In brief: Stop sought on immigration law
Atlanta – The federal government asked an appeals court Friday to stop Alabama officials from enforcing a strict immigration law that has already driven Hispanic students from public schools and migrant workers from towns, warning that it opens the door to discrimination against even legal residents.
The Department of Justice’s filing to the 11th U.S. Circuit Court of Appeals also said the law, considered by many to be the most stringent immigration measure in the country, could cause considerable fallout as immigrants flee to other states or their native countries.
A coalition of advocacy groups also filed a separate appeal Friday that claims the law has thrown Alabama into “chaos” and left some Hispanics too afraid to go to their jobs and reluctant to send their kids to school.
The court signaled in an order Friday that it wouldn’t decide whether to halt the law until it reviews more arguments from both sides next week.
Loughner may go to Missouri prison
Phoenix – A federal appeals court ruled Friday that the suspect in the Tucson shooting rampage can be returned to a Missouri prison facility where he will undergo more treatment to try to make him mentally fit to stand trial.
The 9th U.S. Circuit Court of Appeals rejected a request by Jared Lee Loughner’s attorneys to keep him in Tucson.

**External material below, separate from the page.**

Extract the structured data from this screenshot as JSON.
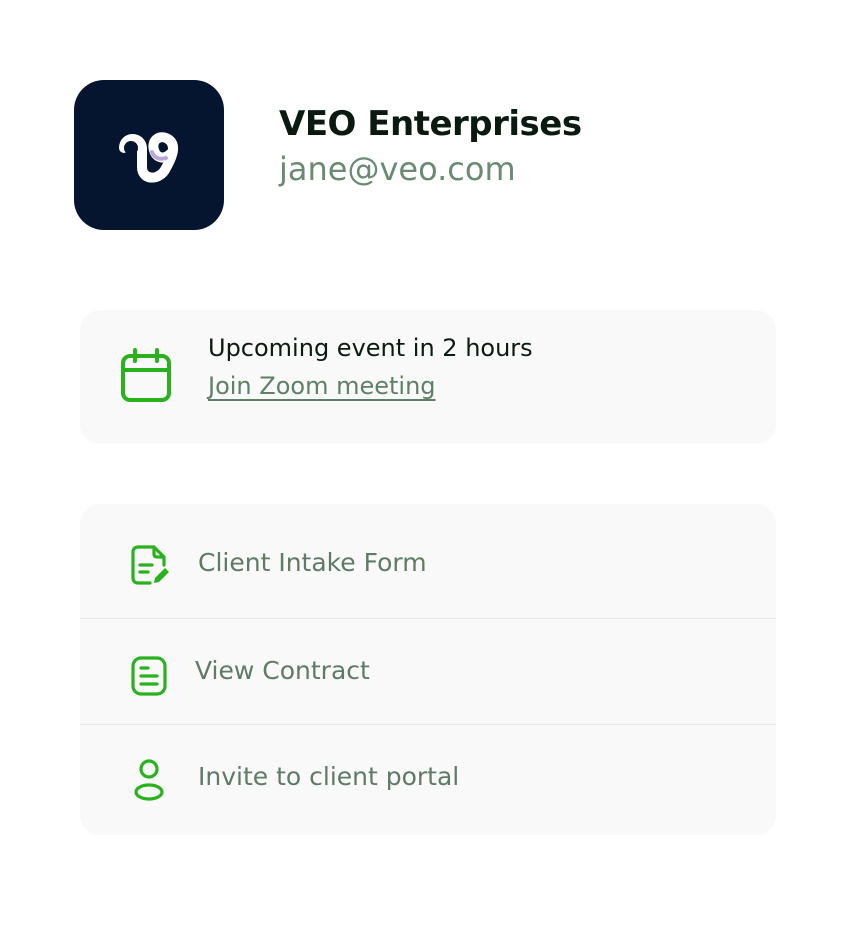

Loughner’s lawyers want him to stay in Arizona while they appeal a lower court’s ruling that extends their mentally ill client’s stay at a Springfield, Mo., prison by another four months.
On Friday evening, the 9th Circuit issued an expedited briefing order for the appeal and scheduled oral arguments for Nov. 1 in San Francisco.